"This is our first experience of 'justice' in our country and we feel William has been let down badly."
Burke, a 22-year-old first-year apprentice electrician, had previously pleaded guilty to a single charge of assault occasioning actual bodily harm.
Before delivering his decision, Mr Brender ordered the Springdale Heights man attend NSW Community Corrections in Albury for the preparation of a pre-sentence duty report.
This found Burke unsuitable for community service, as his job involved travelling outside of Albury for considerable periods of time.
His employer had made clear he would lose his job if Burke had to do this unpaid work.
For that reason, Mr Brender instead convicted Burke and placed him on the community corrections order.
The fine, he said, was large enough to inflict a genuine burden that in turn would deter him and others from committing such violence
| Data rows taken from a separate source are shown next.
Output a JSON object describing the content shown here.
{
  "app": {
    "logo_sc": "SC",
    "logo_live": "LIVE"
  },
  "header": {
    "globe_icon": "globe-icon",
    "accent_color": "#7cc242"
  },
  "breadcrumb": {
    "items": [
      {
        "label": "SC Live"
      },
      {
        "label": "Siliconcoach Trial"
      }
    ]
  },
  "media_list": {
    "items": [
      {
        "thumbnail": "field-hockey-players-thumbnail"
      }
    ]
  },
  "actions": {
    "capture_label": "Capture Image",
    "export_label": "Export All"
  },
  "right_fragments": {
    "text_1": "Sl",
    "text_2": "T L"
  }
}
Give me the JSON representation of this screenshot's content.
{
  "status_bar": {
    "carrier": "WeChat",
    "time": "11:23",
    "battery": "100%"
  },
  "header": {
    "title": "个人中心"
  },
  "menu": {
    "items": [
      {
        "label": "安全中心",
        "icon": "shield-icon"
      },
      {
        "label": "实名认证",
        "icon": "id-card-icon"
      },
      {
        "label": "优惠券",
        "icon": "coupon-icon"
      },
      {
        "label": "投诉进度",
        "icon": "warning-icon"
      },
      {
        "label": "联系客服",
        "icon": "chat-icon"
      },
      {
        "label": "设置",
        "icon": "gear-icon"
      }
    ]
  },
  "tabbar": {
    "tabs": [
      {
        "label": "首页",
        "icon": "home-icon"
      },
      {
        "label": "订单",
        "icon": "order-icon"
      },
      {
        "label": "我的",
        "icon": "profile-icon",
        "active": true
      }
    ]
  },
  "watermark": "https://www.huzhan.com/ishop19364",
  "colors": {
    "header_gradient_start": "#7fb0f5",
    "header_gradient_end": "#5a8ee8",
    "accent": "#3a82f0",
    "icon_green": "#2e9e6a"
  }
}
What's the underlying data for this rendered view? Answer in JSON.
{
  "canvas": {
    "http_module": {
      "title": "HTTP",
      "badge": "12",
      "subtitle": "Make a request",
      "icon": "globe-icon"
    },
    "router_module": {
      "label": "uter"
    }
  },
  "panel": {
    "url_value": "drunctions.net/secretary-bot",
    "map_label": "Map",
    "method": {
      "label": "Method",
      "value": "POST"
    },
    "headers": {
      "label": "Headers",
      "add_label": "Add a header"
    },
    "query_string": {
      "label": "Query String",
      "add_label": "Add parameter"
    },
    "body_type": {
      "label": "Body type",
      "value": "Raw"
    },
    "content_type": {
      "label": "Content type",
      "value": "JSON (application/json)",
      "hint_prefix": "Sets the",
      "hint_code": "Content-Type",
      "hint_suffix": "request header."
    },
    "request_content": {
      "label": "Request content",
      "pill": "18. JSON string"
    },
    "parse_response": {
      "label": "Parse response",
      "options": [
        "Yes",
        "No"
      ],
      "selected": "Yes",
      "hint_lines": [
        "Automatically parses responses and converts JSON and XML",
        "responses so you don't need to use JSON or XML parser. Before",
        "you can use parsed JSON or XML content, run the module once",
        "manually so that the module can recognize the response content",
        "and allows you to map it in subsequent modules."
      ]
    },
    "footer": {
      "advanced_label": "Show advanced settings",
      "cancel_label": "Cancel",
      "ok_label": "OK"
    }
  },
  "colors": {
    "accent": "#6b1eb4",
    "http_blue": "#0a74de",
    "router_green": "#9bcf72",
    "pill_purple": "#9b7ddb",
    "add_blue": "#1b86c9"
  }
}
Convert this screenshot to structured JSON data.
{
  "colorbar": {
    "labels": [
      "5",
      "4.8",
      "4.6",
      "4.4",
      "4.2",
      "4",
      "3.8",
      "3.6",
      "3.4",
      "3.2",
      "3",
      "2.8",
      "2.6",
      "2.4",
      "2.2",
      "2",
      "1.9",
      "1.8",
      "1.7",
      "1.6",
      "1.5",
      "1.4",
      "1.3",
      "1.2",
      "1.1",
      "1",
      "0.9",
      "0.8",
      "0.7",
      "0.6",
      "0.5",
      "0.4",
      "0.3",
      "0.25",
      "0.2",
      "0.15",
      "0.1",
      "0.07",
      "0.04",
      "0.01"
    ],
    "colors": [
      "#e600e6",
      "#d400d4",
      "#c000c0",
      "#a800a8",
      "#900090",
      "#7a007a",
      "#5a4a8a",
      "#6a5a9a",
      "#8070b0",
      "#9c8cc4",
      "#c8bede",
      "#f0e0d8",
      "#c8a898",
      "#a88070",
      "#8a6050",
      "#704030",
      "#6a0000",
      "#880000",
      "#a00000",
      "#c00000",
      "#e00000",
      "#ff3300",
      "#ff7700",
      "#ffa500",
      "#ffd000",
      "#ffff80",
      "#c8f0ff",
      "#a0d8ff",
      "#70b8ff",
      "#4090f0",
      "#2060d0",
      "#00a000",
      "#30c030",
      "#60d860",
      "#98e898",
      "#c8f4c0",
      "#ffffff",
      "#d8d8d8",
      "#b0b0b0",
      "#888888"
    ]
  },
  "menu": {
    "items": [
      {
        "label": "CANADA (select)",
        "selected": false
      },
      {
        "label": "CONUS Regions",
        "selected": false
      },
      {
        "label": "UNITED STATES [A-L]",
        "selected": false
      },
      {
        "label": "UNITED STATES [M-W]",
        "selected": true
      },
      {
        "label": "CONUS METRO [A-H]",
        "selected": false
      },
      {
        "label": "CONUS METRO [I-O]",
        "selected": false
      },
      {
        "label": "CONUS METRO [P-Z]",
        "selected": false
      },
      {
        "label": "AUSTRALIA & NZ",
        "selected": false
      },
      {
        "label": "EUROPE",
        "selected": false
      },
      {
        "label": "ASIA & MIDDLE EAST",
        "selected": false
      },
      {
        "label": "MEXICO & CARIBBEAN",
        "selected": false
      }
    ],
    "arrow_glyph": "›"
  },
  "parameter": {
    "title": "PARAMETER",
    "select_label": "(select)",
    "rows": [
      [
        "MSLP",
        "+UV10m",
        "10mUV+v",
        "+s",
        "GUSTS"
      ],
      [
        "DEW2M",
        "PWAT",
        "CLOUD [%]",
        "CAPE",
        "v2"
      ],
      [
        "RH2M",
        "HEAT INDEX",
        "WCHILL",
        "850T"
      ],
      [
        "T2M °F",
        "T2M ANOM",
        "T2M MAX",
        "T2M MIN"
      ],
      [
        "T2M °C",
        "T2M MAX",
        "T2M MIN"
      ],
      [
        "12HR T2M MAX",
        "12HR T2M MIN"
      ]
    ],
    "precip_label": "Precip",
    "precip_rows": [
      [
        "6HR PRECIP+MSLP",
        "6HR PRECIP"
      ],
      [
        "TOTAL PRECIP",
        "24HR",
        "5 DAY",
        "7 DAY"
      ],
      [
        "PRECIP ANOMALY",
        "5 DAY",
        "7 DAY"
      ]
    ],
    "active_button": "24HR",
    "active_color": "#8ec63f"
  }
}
"You're fortunate that the injuries were not worse," he said.
"This kind of attack on people in the street is totally unacceptable in the community."
The attack took place on July 7, police said, after Mr Young left a Dean Street establishment.
Burke and a friend were walking in the opposite direction to the victim.
When they encountered each other, an argument broke out and Mr Young walked aggressively towards Burke and his co-accused, who was later charged with common assault.
Burke then shoved Mr Young in the chest and twice punched him.
The teenager lost consciousness after his head hit the ground.
The co-accused then kicked Mr Young, who suffered a lacerated lip and was later diagnosed with an intracerebral bleed to the brain.
He was flown to The Alfred hospital in Melbourne, where he was placed on life-support.
Mr Cronin said he was not seeking to excuse Burke's behaviour.
"My client pushed him," he said.
"That didn't stop his aggression and my client, regrettably, punched him twice. Certainly there's an element of provocation."
Mr Cronin said Burke "deeply regrets" his actions "and he's very concerned about the victim".